▶ [Provided material]
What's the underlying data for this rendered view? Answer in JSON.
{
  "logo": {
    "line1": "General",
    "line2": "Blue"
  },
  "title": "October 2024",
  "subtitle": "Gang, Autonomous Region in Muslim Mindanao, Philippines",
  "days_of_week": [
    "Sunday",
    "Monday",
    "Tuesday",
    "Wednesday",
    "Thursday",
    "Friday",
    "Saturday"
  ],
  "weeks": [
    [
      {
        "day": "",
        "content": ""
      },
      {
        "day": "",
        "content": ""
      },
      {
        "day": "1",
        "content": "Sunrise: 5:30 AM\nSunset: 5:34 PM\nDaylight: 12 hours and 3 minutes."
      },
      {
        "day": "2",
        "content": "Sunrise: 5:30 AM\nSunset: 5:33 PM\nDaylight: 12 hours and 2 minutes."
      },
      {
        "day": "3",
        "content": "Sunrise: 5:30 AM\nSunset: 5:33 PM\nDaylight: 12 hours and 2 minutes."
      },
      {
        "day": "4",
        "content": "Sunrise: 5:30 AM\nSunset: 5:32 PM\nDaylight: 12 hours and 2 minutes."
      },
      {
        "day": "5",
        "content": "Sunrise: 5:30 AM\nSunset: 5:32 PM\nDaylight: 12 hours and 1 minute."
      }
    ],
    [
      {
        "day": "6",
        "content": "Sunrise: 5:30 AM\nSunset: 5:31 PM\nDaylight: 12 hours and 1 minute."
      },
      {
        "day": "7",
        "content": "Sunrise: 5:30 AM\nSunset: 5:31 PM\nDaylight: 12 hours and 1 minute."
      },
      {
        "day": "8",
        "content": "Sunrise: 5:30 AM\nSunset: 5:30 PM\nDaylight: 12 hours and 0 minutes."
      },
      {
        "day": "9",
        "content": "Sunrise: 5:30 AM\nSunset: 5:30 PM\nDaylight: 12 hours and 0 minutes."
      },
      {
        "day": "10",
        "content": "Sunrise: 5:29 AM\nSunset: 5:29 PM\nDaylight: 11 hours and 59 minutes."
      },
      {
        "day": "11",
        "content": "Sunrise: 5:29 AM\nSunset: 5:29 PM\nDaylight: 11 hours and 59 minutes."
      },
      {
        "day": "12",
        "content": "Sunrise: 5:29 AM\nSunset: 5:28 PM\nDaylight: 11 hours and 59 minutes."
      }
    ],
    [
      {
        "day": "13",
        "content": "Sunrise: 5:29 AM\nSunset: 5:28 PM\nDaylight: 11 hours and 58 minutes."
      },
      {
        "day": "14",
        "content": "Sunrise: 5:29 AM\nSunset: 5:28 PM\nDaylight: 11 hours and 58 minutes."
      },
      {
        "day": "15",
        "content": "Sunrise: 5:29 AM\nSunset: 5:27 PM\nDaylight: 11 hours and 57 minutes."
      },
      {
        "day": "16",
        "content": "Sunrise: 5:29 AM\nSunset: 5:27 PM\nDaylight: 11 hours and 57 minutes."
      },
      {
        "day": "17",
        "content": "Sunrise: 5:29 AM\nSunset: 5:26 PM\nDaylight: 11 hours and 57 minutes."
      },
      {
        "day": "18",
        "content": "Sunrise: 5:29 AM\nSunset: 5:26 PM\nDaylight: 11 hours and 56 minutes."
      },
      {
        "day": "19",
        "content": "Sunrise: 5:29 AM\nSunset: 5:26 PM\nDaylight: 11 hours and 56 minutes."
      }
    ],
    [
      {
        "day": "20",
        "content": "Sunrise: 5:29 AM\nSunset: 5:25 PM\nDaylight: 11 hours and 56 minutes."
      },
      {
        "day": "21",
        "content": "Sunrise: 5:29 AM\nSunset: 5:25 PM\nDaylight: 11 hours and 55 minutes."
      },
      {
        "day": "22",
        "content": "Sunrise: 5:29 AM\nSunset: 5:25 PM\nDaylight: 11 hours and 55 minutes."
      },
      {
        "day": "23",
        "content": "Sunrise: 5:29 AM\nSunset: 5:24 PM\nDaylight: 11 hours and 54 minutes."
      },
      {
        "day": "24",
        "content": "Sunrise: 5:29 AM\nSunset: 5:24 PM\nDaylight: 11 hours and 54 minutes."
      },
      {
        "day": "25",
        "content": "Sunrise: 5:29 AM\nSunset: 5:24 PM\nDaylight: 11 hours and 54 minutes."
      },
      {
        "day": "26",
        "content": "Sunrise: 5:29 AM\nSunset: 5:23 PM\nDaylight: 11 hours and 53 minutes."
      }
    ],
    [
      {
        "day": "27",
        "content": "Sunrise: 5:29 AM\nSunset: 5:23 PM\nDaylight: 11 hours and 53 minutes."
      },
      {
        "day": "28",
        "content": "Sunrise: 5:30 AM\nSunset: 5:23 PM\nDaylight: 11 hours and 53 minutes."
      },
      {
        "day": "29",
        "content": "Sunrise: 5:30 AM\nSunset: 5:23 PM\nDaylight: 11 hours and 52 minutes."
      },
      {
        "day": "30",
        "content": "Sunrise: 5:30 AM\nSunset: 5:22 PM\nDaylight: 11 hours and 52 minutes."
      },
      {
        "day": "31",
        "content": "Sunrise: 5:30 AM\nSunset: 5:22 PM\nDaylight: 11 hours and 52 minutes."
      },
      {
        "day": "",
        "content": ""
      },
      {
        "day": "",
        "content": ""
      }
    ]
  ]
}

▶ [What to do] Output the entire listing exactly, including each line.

▶ [Answer below]
What's the underlying data for this rendered view? Answer in JSON.
{
  "logo": {
    "line1": "General",
    "line2": "Blue"
  },
  "title": "October 2024",
  "subtitle": "Gang, Autonomous Region in Muslim Mindanao, Philippines",
  "days_of_week": [
    "Sunday",
    "Monday",
    "Tuesday",
    "Wednesday",
    "Thursday",
    "Friday",
    "Saturday"
  ],
  "weeks": [
    [
      {
        "day": "",
        "content": ""
      },
      {
        "day": "",
        "content": ""
      },
      {
        "day": "1",
        "content": "Sunrise: 5:30 AM\nSunset: 5:34 PM\nDaylight: 12 hours and 3 minutes."
      },
      {
        "day": "2",
        "content": "Sunrise: 5:30 AM\nSunset: 5:33 PM\nDaylight: 12 hours and 2 minutes."
      },
      {
        "day": "3",
        "content": "Sunrise: 5:30 AM\nSunset: 5:33 PM\nDaylight: 12 hours and 2 minutes."
      },
      {
        "day": "4",
        "content": "Sunrise: 5:30 AM\nSunset: 5:32 PM\nDaylight: 12 hours and 2 minutes."
      },
      {
        "day": "5",
        "content": "Sunrise: 5:30 AM\nSunset: 5:32 PM\nDaylight: 12 hours and 1 minute."
      }
    ],
    [
      {
        "day": "6",
        "content": "Sunrise: 5:30 AM\nSunset: 5:31 PM\nDaylight: 12 hours and 1 minute."
      },
      {
        "day": "7",
        "content": "Sunrise: 5:30 AM\nSunset: 5:31 PM\nDaylight: 12 hours and 1 minute."
      },
      {
        "day": "8",
        "content": "Sunrise: 5:30 AM\nSunset: 5:30 PM\nDaylight: 12 hours and 0 minutes."
      },
      {
        "day": "9",
        "content": "Sunrise: 5:30 AM\nSunset: 5:30 PM\nDaylight: 12 hours and 0 minutes."
      },
      {
        "day": "10",
        "content": "Sunrise: 5:29 AM\nSunset: 5:29 PM\nDaylight: 11 hours and 59 minutes."
      },
      {
        "day": "11",
        "content": "Sunrise: 5:29 AM\nSunset: 5:29 PM\nDaylight: 11 hours and 59 minutes."
      },
      {
        "day": "12",
        "content": "Sunrise: 5:29 AM\nSunset: 5:28 PM\nDaylight: 11 hours and 59 minutes."
      }
    ],
    [
      {
        "day": "13",
        "content": "Sunrise: 5:29 AM\nSunset: 5:28 PM\nDaylight: 11 hours and 58 minutes."
      },
      {
        "day": "14",
        "content": "Sunrise: 5:29 AM\nSunset: 5:28 PM\nDaylight: 11 hours and 58 minutes."
      },
      {
        "day": "15",
        "content": "Sunrise: 5:29 AM\nSunset: 5:27 PM\nDaylight: 11 hours and 57 minutes."
      },
      {
        "day": "16",
        "content": "Sunrise: 5:29 AM\nSunset: 5:27 PM\nDaylight: 11 hours and 57 minutes."
      },
      {
        "day": "17",
        "content": "Sunrise: 5:29 AM\nSunset: 5:26 PM\nDaylight: 11 hours and 57 minutes."
      },
      {
        "day": "18",
        "content": "Sunrise: 5:29 AM\nSunset: 5:26 PM\nDaylight: 11 hours and 56 minutes."
      },
      {
        "day": "19",
        "content": "Sunrise: 5:29 AM\nSunset: 5:26 PM\nDaylight: 11 hours and 56 minutes."
      }
    ],
    [
      {
        "day": "20",
        "content": "Sunrise: 5:29 AM\nSunset: 5:25 PM\nDaylight: 11 hours and 56 minutes."
      },
      {
        "day": "21",
        "content": "Sunrise: 5:29 AM\nSunset: 5:25 PM\nDaylight: 11 hours and 55 minutes."
      },
      {
        "day": "22",
        "content": "Sunrise: 5:29 AM\nSunset: 5:25 PM\nDaylight: 11 hours and 55 minutes."
      },
      {
        "day": "23",
        "content": "Sunrise: 5:29 AM\nSunset: 5:24 PM\nDaylight: 11 hours and 54 minutes."
      },
      {
        "day": "24",
        "content": "Sunrise: 5:29 AM\nSunset: 5:24 PM\nDaylight: 11 hours and 54 minutes."
      },
      {
        "day": "25",
        "content": "Sunrise: 5:29 AM\nSunset: 5:24 PM\nDaylight: 11 hours and 54 minutes."
      },
      {
        "day": "26",
        "content": "Sunrise: 5:29 AM\nSunset: 5:23 PM\nDaylight: 11 hours and 53 minutes."
      }
    ],
    [
      {
        "day": "27",
        "content": "Sunrise: 5:29 AM\nSunset: 5:23 PM\nDaylight: 11 hours and 53 minutes."
      },
      {
        "day": "28",
        "content": "Sunrise: 5:30 AM\nSunset: 5:23 PM\nDaylight: 11 hours and 53 minutes."
      },
      {
        "day": "29",
        "content": "Sunrise: 5:30 AM\nSunset: 5:23 PM\nDaylight: 11 hours and 52 minutes."
      },
      {
        "day": "30",
        "content": "Sunrise: 5:30 AM\nSunset: 5:22 PM\nDaylight: 11 hours and 52 minutes."
      },
      {
        "day": "31",
        "content": "Sunrise: 5:30 AM\nSunset: 5:22 PM\nDaylight: 11 hours and 52 minutes."
      },
      {
        "day": "",
        "content": ""
      },
      {
        "day": "",
        "content": ""
      }
    ]
  ]
}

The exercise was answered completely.